The $9,900 Premium Enhanced Package also included heated everything, though the blue seat belts were an additional $300. In other words, it’s gorgeous if you’re prepared to pay extra.
The instrumentation is one piece of glass that includes the gauges behind the funky six-sided steering wheel, and the central display touch screen. There are buttons only for the front and rear defogging, and on the steering wheel, while some additional touch-sensitive flat buttons can be found on the centre console, beside the transmission shifter.
The iX was really quick, with a permanently available surge from the motor that gas cars have to gear down to achieve. There are actually two motors, one for each axle: the front produces 268 horsepower while the rear produces 335. The two combine for acceleration from zero to 100 kilometres an hour in a claimed 4.6 seconds. Rear-wheel steering keeps the handling responsive and creates a tight turning circle.
There are three driving modes: “Sport” keeps the two motors humming for all-wheel drive and drops the ride height by 10 millimetres; “Personal” switches around between rear-wheel and all-wheel drive as needed; “Efficient” stays in rear-wheel drive unless you push hard on the throttle. The relationship between the front and rear motors is adjusted constantly and instantly, depending on road conditions and driver inputs.
There’s also a regenerative braking switch for effectively driving the iX with only the throttle, slowing right to a stop when you take pressure off the pedal. In normal braking, you can set the sensor to be adaptive, in which it slows the vehicle more rapidly when it senses traffic in front or a curve in the road, but coasts with minimal intervention when the route is clear. As I stated at the beginning, this vehicle is much cleverer than you.
You want it, you can have it. I never did get used to the vehicle not turning off until it was locked: Come to a stop, push the central shifter button to Park, push the Start/Stop button, and everything just keeps going as if the engine is running. The only sign that it’s not ready to drive is because there’s no indicator to show Drive or Reverse or Park. Open the door and it’s still all on. It won’t shut down until it’s locked from outside.
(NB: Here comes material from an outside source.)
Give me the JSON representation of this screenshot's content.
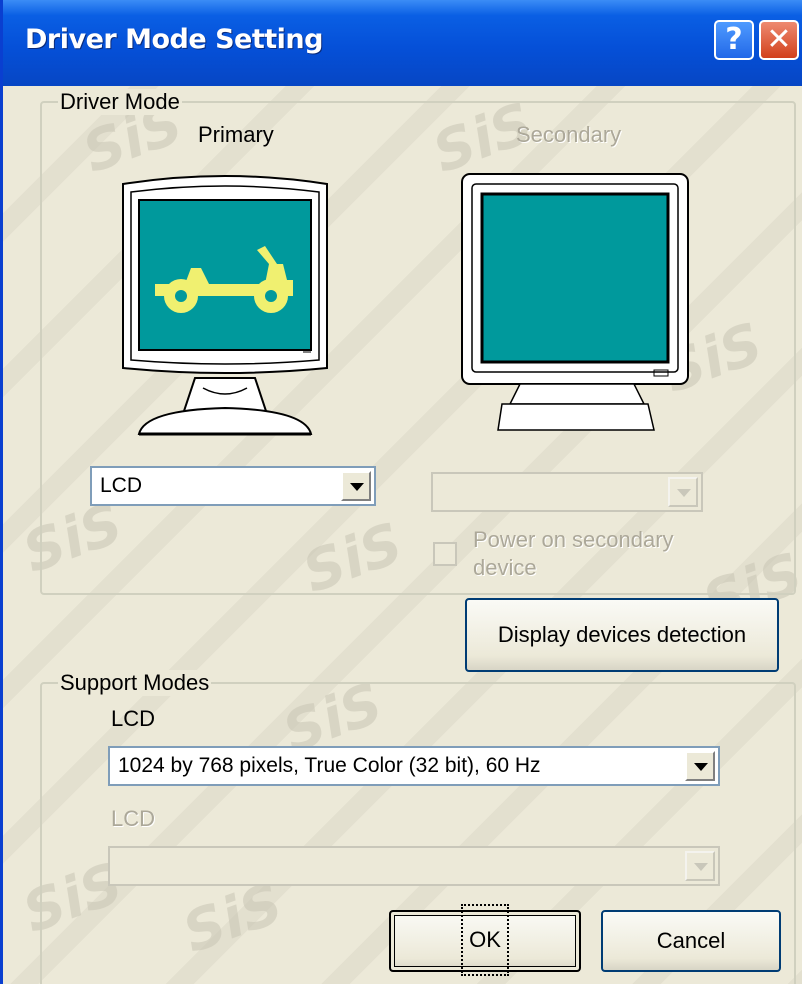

I didn’t like the steering assistance, which didn’t seem to keep the vehicle in the centre of the lane but instead allowed it to drift to the very edge before turning it back in. Perhaps I could have adjusted the sensitivity, but I only had the vehicle for a week and barely made it through the War and Peace manual in that time – BMW dealers employ “geniuses,” like Apple geniuses, to explain the endless features of new cars to their owners. If this is something that concerns you, ask a genius.
Don’t get too used to all the technology, though. When the weather’s bad, the cameras and sensors have a hard time seeing through the snow and crud and will shut down.
There’s 500 litres of cargo capacity behind the rear seats, and that includes a fairly deep and useful well hidden beneath the trunk floor. The rear seats fold almost flat, increasing the space when needed, but it’s not overly generous back there.
The iX is truly a premium vehicle, and it’s worthy competition for Tesla – though long-distance drivers will still appreciate the superior Tesla Supercharger network when they have to charge on the go.
The iX is expensive and the cost increases quickly with options, but most buyers aren’t going to be deterred by that. If you can afford one, you can also afford the high price of premium gas these days, so you won’t be buying it to save on fuel; instead, you’ll be getting the full electric experience, with all its smooth power and cosseting comfort.
But if anything breaks, don’t even think about trying to fix it yourself.